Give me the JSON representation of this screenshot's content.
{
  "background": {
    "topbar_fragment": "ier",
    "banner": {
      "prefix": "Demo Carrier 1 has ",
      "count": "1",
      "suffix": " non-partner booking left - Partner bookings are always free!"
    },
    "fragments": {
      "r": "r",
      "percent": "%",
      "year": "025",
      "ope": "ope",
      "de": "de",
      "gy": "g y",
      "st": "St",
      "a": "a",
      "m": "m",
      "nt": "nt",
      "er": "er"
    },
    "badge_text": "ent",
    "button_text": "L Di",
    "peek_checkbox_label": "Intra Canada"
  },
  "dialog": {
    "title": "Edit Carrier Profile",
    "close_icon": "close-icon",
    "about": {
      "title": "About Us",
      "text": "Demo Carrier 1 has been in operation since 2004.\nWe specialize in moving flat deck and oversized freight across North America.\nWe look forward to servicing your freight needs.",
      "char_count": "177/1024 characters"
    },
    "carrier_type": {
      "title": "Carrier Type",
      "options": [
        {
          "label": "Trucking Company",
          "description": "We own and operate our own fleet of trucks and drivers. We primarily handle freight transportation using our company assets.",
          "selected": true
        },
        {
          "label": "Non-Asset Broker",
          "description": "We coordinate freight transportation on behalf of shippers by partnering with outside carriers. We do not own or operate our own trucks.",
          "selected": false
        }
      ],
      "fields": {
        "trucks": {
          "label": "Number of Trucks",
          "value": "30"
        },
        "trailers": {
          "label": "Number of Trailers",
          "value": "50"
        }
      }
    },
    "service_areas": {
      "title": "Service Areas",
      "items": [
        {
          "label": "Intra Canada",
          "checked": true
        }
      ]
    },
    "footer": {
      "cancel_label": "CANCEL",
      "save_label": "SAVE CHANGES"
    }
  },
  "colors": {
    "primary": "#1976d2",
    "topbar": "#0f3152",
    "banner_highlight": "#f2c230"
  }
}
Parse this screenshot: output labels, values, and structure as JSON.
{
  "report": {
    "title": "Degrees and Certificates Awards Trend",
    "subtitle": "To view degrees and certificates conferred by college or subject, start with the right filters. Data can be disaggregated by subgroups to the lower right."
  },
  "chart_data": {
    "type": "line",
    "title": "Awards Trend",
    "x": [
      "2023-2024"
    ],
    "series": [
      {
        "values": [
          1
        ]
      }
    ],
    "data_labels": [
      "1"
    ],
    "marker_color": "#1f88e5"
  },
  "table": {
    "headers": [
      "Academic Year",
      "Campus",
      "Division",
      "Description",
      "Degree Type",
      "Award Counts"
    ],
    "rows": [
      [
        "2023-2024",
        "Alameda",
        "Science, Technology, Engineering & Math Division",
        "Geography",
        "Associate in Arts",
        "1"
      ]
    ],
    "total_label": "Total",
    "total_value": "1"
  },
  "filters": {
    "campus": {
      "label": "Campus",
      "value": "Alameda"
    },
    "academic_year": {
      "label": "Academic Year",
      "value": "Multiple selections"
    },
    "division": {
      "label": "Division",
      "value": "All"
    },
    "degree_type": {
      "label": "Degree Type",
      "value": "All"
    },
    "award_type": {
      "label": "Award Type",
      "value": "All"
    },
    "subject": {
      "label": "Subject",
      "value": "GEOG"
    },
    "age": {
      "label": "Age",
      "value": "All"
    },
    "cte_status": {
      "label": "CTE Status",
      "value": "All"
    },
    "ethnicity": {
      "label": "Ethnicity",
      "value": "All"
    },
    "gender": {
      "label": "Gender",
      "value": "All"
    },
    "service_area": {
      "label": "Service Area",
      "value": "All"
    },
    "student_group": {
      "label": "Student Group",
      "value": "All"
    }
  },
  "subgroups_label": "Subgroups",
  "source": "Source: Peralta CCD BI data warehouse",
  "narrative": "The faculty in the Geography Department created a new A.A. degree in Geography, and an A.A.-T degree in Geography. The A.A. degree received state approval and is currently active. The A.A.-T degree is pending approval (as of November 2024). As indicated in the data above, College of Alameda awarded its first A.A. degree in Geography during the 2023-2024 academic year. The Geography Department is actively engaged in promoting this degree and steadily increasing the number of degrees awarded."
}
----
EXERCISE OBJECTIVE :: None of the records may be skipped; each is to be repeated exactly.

TASK RESULT ::
Give me the JSON representation of this screenshot's content.
{
  "background": {
    "topbar_fragment": "ier",
    "banner": {
      "prefix": "Demo Carrier 1 has ",
      "count": "1",
      "suffix": " non-partner booking left - Partner bookings are always free!"
    },
    "fragments": {
      "r": "r",
      "percent": "%",
      "year": "025",
      "ope": "ope",
      "de": "de",
      "gy": "g y",
      "st": "St",
      "a": "a",
      "m": "m",
      "nt": "nt",
      "er": "er"
    },
    "badge_text": "ent",
    "button_text": "L Di",
    "peek_checkbox_label": "Intra Canada"
  },
  "dialog": {
    "title": "Edit Carrier Profile",
    "close_icon": "close-icon",
    "about": {
      "title": "About Us",
      "text": "Demo Carrier 1 has been in operation since 2004.\nWe specialize in moving flat deck and oversized freight across North America.\nWe look forward to servicing your freight needs.",
      "char_count": "177/1024 characters"
    },
    "carrier_type": {
      "title": "Carrier Type",
      "options": [
        {
          "label": "Trucking Company",
          "description": "We own and operate our own fleet of trucks and drivers. We primarily handle freight transportation using our company assets.",
          "selected": true
        },
        {
          "label": "Non-Asset Broker",
          "description": "We coordinate freight transportation on behalf of shippers by partnering with outside carriers. We do not own or operate our own trucks.",
          "selected": false
        }
      ],
      "fields": {
        "trucks": {
          "label": "Number of Trucks",
          "value": "30"
        },
        "trailers": {
          "label": "Number of Trailers",
          "value": "50"
        }
      }
    },
    "service_areas": {
      "title": "Service Areas",
      "items": [
        {
          "label": "Intra Canada",
          "checked": true
        }
      ]
    },
    "footer": {
      "cancel_label": "CANCEL",
      "save_label": "SAVE CHANGES"
    }
  },
  "colors": {
    "primary": "#1976d2",
    "topbar": "#0f3152",
    "banner_highlight": "#f2c230"
  }
}
Parse this screenshot: output labels, values, and structure as JSON.
{
  "report": {
    "title": "Degrees and Certificates Awards Trend",
    "subtitle": "To view degrees and certificates conferred by college or subject, start with the right filters. Data can be disaggregated by subgroups to the lower right."
  },
  "chart_data": {
    "type": "line",
    "title": "Awards Trend",
    "x": [
      "2023-2024"
    ],
    "series": [
      {
        "values": [
          1
        ]
      }
    ],
    "data_labels": [
      "1"
    ],
    "marker_color": "#1f88e5"
  },
  "table": {
    "headers": [
      "Academic Year",
      "Campus",
      "Division",
      "Description",
      "Degree Type",
      "Award Counts"
    ],
    "rows": [
      [
        "2023-2024",
        "Alameda",
        "Science, Technology, Engineering & Math Division",
        "Geography",
        "Associate in Arts",
        "1"
      ]
    ],
    "total_label": "Total",
    "total_value": "1"
  },
  "filters": {
    "campus": {
      "label": "Campus",
      "value": "Alameda"
    },
    "academic_year": {
      "label": "Academic Year",
      "value": "Multiple selections"
    },
    "division": {
      "label": "Division",
      "value": "All"
    },
    "degree_type": {
      "label": "Degree Type",
      "value": "All"
    },
    "award_type": {
      "label": "Award Type",
      "value": "All"
    },
    "subject": {
      "label": "Subject",
      "value": "GEOG"
    },
    "age": {
      "label": "Age",
      "value": "All"
    },
    "cte_status": {
      "label": "CTE Status",
      "value": "All"
    },
    "ethnicity": {
      "label": "Ethnicity",
      "value": "All"
    },
    "gender": {
      "label": "Gender",
      "value": "All"
    },
    "service_area": {
      "label": "Service Area",
      "value": "All"
    },
    "student_group": {
      "label": "Student Group",
      "value": "All"
    }
  },
  "subgroups_label": "Subgroups",
  "source": "Source: Peralta CCD BI data warehouse",
  "narrative": "The faculty in the Geography Department created a new A.A. degree in Geography, and an A.A.-T degree in Geography. The A.A. degree received state approval and is currently active. The A.A.-T degree is pending approval (as of November 2024). As indicated in the data above, College of Alameda awarded its first A.A. degree in Geography during the 2023-2024 academic year. The Geography Department is actively engaged in promoting this degree and steadily increasing the number of degrees awarded."
}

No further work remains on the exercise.